▼

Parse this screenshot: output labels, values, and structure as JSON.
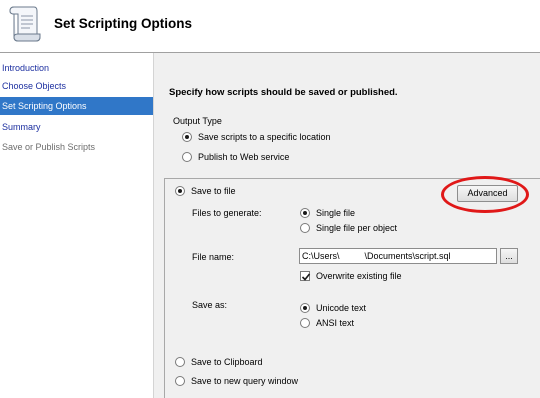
{
  "header": {
    "title": "Set Scripting Options",
    "icon": "scroll-icon"
  },
  "sidebar": {
    "items": [
      {
        "label": "Introduction",
        "state": "link"
      },
      {
        "label": "Choose Objects",
        "state": "link"
      },
      {
        "label": "Set Scripting Options",
        "state": "active"
      },
      {
        "label": "Summary",
        "state": "link"
      },
      {
        "label": "Save or Publish Scripts",
        "state": "disabled"
      }
    ]
  },
  "main": {
    "heading": "Specify how scripts should be saved or published.",
    "output_type": {
      "label": "Output Type",
      "options": [
        {
          "label": "Save scripts to a specific location",
          "checked": true
        },
        {
          "label": "Publish to Web service",
          "checked": false
        }
      ]
    },
    "save_options": {
      "save_to_file": {
        "label": "Save to file",
        "checked": true
      },
      "advanced_label": "Advanced",
      "files_to_generate": {
        "label": "Files to generate:",
        "options": [
          {
            "label": "Single file",
            "checked": true
          },
          {
            "label": "Single file per object",
            "checked": false
          }
        ]
      },
      "file_name": {
        "label": "File name:",
        "value": "C:\\Users\\          \\Documents\\script.sql",
        "browse_label": "..."
      },
      "overwrite": {
        "label": "Overwrite existing file",
        "checked": true
      },
      "save_as": {
        "label": "Save as:",
        "options": [
          {
            "label": "Unicode text",
            "checked": true
          },
          {
            "label": "ANSI text",
            "checked": false
          }
        ]
      },
      "save_to_clipboard": {
        "label": "Save to Clipboard",
        "checked": false
      },
      "save_to_query_window": {
        "label": "Save to new query window",
        "checked": false
      }
    }
  },
  "colors": {
    "active_nav": "#3077c8",
    "link": "#1c2fa0",
    "highlight": "#e01818",
    "panel_bg": "#f0f0f0"
  }
}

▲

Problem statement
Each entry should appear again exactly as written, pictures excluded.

Output
Parse this screenshot: output labels, values, and structure as JSON.
{
  "header": {
    "title": "Set Scripting Options",
    "icon": "scroll-icon"
  },
  "sidebar": {
    "items": [
      {
        "label": "Introduction",
        "state": "link"
      },
      {
        "label": "Choose Objects",
        "state": "link"
      },
      {
        "label": "Set Scripting Options",
        "state": "active"
      },
      {
        "label": "Summary",
        "state": "link"
      },
      {
        "label": "Save or Publish Scripts",
        "state": "disabled"
      }
    ]
  },
  "main": {
    "heading": "Specify how scripts should be saved or published.",
    "output_type": {
      "label": "Output Type",
      "options": [
        {
          "label": "Save scripts to a specific location",
          "checked": true
        },
        {
          "label": "Publish to Web service",
          "checked": false
        }
      ]
    },
    "save_options": {
      "save_to_file": {
        "label": "Save to file",
        "checked": true
      },
      "advanced_label": "Advanced",
      "files_to_generate": {
        "label": "Files to generate:",
        "options": [
          {
            "label": "Single file",
            "checked": true
          },
          {
            "label": "Single file per object",
            "checked": false
          }
        ]
      },
      "file_name": {
        "label": "File name:",
        "value": "C:\\Users\\          \\Documents\\script.sql",
        "browse_label": "..."
      },
      "overwrite": {
        "label": "Overwrite existing file",
        "checked": true
      },
      "save_as": {
        "label": "Save as:",
        "options": [
          {
            "label": "Unicode text",
            "checked": true
          },
          {
            "label": "ANSI text",
            "checked": false
          }
        ]
      },
      "save_to_clipboard": {
        "label": "Save to Clipboard",
        "checked": false
      },
      "save_to_query_window": {
        "label": "Save to new query window",
        "checked": false
      }
    }
  },
  "colors": {
    "active_nav": "#3077c8",
    "link": "#1c2fa0",
    "highlight": "#e01818",
    "panel_bg": "#f0f0f0"
  }
}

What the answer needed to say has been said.